[Start of section]

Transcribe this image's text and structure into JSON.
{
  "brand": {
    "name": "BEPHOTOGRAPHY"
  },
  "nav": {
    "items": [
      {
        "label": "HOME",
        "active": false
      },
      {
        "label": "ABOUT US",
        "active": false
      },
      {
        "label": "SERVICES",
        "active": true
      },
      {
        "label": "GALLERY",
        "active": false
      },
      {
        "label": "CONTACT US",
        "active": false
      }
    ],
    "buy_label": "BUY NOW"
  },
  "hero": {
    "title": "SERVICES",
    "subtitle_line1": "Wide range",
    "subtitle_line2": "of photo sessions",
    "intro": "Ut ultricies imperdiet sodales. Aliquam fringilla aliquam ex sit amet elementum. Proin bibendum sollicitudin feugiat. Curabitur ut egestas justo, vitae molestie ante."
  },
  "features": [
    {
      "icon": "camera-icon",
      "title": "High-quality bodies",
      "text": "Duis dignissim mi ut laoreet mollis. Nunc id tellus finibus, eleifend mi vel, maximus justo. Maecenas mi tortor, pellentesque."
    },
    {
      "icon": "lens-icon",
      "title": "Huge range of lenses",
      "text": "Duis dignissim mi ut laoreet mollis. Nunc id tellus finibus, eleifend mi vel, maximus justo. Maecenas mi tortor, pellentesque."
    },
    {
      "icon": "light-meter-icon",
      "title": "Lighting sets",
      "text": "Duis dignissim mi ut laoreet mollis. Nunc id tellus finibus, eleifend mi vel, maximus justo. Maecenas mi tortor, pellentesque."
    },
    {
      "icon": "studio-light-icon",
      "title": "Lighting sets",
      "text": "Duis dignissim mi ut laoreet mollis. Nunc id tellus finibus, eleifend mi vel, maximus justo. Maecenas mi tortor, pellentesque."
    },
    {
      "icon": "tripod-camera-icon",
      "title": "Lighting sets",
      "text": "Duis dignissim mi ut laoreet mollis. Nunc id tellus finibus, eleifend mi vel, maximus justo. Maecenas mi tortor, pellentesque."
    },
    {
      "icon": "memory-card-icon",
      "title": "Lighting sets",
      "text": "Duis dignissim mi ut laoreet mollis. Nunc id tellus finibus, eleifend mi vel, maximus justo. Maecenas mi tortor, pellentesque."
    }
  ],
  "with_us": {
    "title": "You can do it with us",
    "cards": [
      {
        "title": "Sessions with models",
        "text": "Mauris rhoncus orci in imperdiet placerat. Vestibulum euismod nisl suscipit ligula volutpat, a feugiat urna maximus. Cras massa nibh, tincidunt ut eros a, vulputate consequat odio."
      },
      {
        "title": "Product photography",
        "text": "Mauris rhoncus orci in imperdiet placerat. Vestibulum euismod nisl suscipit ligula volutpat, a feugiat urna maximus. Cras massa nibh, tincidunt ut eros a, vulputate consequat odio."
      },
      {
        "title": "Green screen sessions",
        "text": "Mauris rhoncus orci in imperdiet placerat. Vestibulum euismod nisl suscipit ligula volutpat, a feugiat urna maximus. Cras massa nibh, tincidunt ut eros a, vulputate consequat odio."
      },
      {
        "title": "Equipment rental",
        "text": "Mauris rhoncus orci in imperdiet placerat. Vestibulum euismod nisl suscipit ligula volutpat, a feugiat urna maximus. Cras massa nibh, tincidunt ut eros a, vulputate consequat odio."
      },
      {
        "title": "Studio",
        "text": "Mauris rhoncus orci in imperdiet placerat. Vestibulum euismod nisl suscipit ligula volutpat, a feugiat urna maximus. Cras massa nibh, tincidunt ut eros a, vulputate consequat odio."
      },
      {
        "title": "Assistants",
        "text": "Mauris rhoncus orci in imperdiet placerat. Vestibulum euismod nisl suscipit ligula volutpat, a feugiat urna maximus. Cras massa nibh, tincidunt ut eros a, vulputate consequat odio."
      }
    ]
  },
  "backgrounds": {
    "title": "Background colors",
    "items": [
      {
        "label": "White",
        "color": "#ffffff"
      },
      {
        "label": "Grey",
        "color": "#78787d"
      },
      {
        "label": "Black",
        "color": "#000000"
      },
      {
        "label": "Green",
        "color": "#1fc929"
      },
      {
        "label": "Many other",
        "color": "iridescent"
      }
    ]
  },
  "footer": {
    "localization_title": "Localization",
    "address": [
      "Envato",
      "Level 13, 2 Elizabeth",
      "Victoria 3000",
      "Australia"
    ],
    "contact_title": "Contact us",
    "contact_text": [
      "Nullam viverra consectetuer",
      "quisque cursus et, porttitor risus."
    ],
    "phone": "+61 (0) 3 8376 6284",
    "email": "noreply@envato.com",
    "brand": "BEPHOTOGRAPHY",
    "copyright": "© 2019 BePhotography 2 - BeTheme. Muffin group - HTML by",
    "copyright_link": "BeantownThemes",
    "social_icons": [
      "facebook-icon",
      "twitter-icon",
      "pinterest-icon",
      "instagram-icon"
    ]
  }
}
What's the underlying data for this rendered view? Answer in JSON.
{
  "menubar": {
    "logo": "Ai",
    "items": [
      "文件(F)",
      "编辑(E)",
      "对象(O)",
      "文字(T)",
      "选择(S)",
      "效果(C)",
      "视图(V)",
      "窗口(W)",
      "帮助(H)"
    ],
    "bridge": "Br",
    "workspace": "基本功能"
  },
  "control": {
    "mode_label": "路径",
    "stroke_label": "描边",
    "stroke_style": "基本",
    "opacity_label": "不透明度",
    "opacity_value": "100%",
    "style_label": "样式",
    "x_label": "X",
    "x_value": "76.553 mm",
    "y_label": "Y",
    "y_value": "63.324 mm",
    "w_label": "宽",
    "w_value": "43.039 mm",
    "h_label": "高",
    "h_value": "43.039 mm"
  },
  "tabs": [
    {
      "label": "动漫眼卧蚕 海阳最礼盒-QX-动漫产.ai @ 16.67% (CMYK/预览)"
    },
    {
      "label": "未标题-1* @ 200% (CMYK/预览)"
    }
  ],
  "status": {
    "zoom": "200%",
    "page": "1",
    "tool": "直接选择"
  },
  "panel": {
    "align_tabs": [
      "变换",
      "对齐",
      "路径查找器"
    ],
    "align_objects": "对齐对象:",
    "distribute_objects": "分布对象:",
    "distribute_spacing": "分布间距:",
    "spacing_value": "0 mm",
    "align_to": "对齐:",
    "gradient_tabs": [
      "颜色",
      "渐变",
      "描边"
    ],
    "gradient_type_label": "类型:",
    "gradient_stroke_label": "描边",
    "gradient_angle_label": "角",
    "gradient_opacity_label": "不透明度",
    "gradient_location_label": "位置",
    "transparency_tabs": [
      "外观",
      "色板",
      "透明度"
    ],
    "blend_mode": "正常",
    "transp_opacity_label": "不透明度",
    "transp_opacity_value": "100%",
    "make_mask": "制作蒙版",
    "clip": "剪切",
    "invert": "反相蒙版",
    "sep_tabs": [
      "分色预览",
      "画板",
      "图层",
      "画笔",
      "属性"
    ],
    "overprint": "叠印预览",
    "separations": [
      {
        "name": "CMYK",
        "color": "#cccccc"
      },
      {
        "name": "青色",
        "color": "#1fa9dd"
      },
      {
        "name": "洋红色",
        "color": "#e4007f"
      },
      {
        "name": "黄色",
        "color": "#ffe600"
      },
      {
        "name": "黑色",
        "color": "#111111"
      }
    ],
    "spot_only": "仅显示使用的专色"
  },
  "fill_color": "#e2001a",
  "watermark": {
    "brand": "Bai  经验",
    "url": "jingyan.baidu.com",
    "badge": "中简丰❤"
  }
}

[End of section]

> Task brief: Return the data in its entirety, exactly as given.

> Task result:
Transcribe this image's text and structure into JSON.
{
  "brand": {
    "name": "BEPHOTOGRAPHY"
  },
  "nav": {
    "items": [
      {
        "label": "HOME",
        "active": false
      },
      {
        "label": "ABOUT US",
        "active": false
      },
      {
        "label": "SERVICES",
        "active": true
      },
      {
        "label": "GALLERY",
        "active": false
      },
      {
        "label": "CONTACT US",
        "active": false
      }
    ],
    "buy_label": "BUY NOW"
  },
  "hero": {
    "title": "SERVICES",
    "subtitle_line1": "Wide range",
    "subtitle_line2": "of photo sessions",
    "intro": "Ut ultricies imperdiet sodales. Aliquam fringilla aliquam ex sit amet elementum. Proin bibendum sollicitudin feugiat. Curabitur ut egestas justo, vitae molestie ante."
  },
  "features": [
    {
      "icon": "camera-icon",
      "title": "High-quality bodies",
      "text": "Duis dignissim mi ut laoreet mollis. Nunc id tellus finibus, eleifend mi vel, maximus justo. Maecenas mi tortor, pellentesque."
    },
    {
      "icon": "lens-icon",
      "title": "Huge range of lenses",
      "text": "Duis dignissim mi ut laoreet mollis. Nunc id tellus finibus, eleifend mi vel, maximus justo. Maecenas mi tortor, pellentesque."
    },
    {
      "icon": "light-meter-icon",
      "title": "Lighting sets",
      "text": "Duis dignissim mi ut laoreet mollis. Nunc id tellus finibus, eleifend mi vel, maximus justo. Maecenas mi tortor, pellentesque."
    },
    {
      "icon": "studio-light-icon",
      "title": "Lighting sets",
      "text": "Duis dignissim mi ut laoreet mollis. Nunc id tellus finibus, eleifend mi vel, maximus justo. Maecenas mi tortor, pellentesque."
    },
    {
      "icon": "tripod-camera-icon",
      "title": "Lighting sets",
      "text": "Duis dignissim mi ut laoreet mollis. Nunc id tellus finibus, eleifend mi vel, maximus justo. Maecenas mi tortor, pellentesque."
    },
    {
      "icon": "memory-card-icon",
      "title": "Lighting sets",
      "text": "Duis dignissim mi ut laoreet mollis. Nunc id tellus finibus, eleifend mi vel, maximus justo. Maecenas mi tortor, pellentesque."
    }
  ],
  "with_us": {
    "title": "You can do it with us",
    "cards": [
      {
        "title": "Sessions with models",
        "text": "Mauris rhoncus orci in imperdiet placerat. Vestibulum euismod nisl suscipit ligula volutpat, a feugiat urna maximus. Cras massa nibh, tincidunt ut eros a, vulputate consequat odio."
      },
      {
        "title": "Product photography",
        "text": "Mauris rhoncus orci in imperdiet placerat. Vestibulum euismod nisl suscipit ligula volutpat, a feugiat urna maximus. Cras massa nibh, tincidunt ut eros a, vulputate consequat odio."
      },
      {
        "title": "Green screen sessions",
        "text": "Mauris rhoncus orci in imperdiet placerat. Vestibulum euismod nisl suscipit ligula volutpat, a feugiat urna maximus. Cras massa nibh, tincidunt ut eros a, vulputate consequat odio."
      },
      {
        "title": "Equipment rental",
        "text": "Mauris rhoncus orci in imperdiet placerat. Vestibulum euismod nisl suscipit ligula volutpat, a feugiat urna maximus. Cras massa nibh, tincidunt ut eros a, vulputate consequat odio."
      },
      {
        "title": "Studio",
        "text": "Mauris rhoncus orci in imperdiet placerat. Vestibulum euismod nisl suscipit ligula volutpat, a feugiat urna maximus. Cras massa nibh, tincidunt ut eros a, vulputate consequat odio."
      },
      {
        "title": "Assistants",
        "text": "Mauris rhoncus orci in imperdiet placerat. Vestibulum euismod nisl suscipit ligula volutpat, a feugiat urna maximus. Cras massa nibh, tincidunt ut eros a, vulputate consequat odio."
      }
    ]
  },
  "backgrounds": {
    "title": "Background colors",
    "items": [
      {
        "label": "White",
        "color": "#ffffff"
      },
      {
        "label": "Grey",
        "color": "#78787d"
      },
      {
        "label": "Black",
        "color": "#000000"
      },
      {
        "label": "Green",
        "color": "#1fc929"
      },
      {
        "label": "Many other",
        "color": "iridescent"
      }
    ]
  },
  "footer": {
    "localization_title": "Localization",
    "address": [
      "Envato",
      "Level 13, 2 Elizabeth",
      "Victoria 3000",
      "Australia"
    ],
    "contact_title": "Contact us",
    "contact_text": [
      "Nullam viverra consectetuer",
      "quisque cursus et, porttitor risus."
    ],
    "phone": "+61 (0) 3 8376 6284",
    "email": "noreply@envato.com",
    "brand": "BEPHOTOGRAPHY",
    "copyright": "© 2019 BePhotography 2 - BeTheme. Muffin group - HTML by",
    "copyright_link": "BeantownThemes",
    "social_icons": [
      "facebook-icon",
      "twitter-icon",
      "pinterest-icon",
      "instagram-icon"
    ]
  }
}
What's the underlying data for this rendered view? Answer in JSON.
{
  "menubar": {
    "logo": "Ai",
    "items": [
      "文件(F)",
      "编辑(E)",
      "对象(O)",
      "文字(T)",
      "选择(S)",
      "效果(C)",
      "视图(V)",
      "窗口(W)",
      "帮助(H)"
    ],
    "bridge": "Br",
    "workspace": "基本功能"
  },
  "control": {
    "mode_label": "路径",
    "stroke_label": "描边",
    "stroke_style": "基本",
    "opacity_label": "不透明度",
    "opacity_value": "100%",
    "style_label": "样式",
    "x_label": "X",
    "x_value": "76.553 mm",
    "y_label": "Y",
    "y_value": "63.324 mm",
    "w_label": "宽",
    "w_value": "43.039 mm",
    "h_label": "高",
    "h_value": "43.039 mm"
  },
  "tabs": [
    {
      "label": "动漫眼卧蚕 海阳最礼盒-QX-动漫产.ai @ 16.67% (CMYK/预览)"
    },
    {
      "label": "未标题-1* @ 200% (CMYK/预览)"
    }
  ],
  "status": {
    "zoom": "200%",
    "page": "1",
    "tool": "直接选择"
  },
  "panel": {
    "align_tabs": [
      "变换",
      "对齐",
      "路径查找器"
    ],
    "align_objects": "对齐对象:",
    "distribute_objects": "分布对象:",
    "distribute_spacing": "分布间距:",
    "spacing_value": "0 mm",
    "align_to": "对齐:",
    "gradient_tabs": [
      "颜色",
      "渐变",
      "描边"
    ],
    "gradient_type_label": "类型:",
    "gradient_stroke_label": "描边",
    "gradient_angle_label": "角",
    "gradient_opacity_label": "不透明度",
    "gradient_location_label": "位置",
    "transparency_tabs": [
      "外观",
      "色板",
      "透明度"
    ],
    "blend_mode": "正常",
    "transp_opacity_label": "不透明度",
    "transp_opacity_value": "100%",
    "make_mask": "制作蒙版",
    "clip": "剪切",
    "invert": "反相蒙版",
    "sep_tabs": [
      "分色预览",
      "画板",
      "图层",
      "画笔",
      "属性"
    ],
    "overprint": "叠印预览",
    "separations": [
      {
        "name": "CMYK",
        "color": "#cccccc"
      },
      {
        "name": "青色",
        "color": "#1fa9dd"
      },
      {
        "name": "洋红色",
        "color": "#e4007f"
      },
      {
        "name": "黄色",
        "color": "#ffe600"
      },
      {
        "name": "黑色",
        "color": "#111111"
      }
    ],
    "spot_only": "仅显示使用的专色"
  },
  "fill_color": "#e2001a",
  "watermark": {
    "brand": "Bai  经验",
    "url": "jingyan.baidu.com",
    "badge": "中简丰❤"
  }
}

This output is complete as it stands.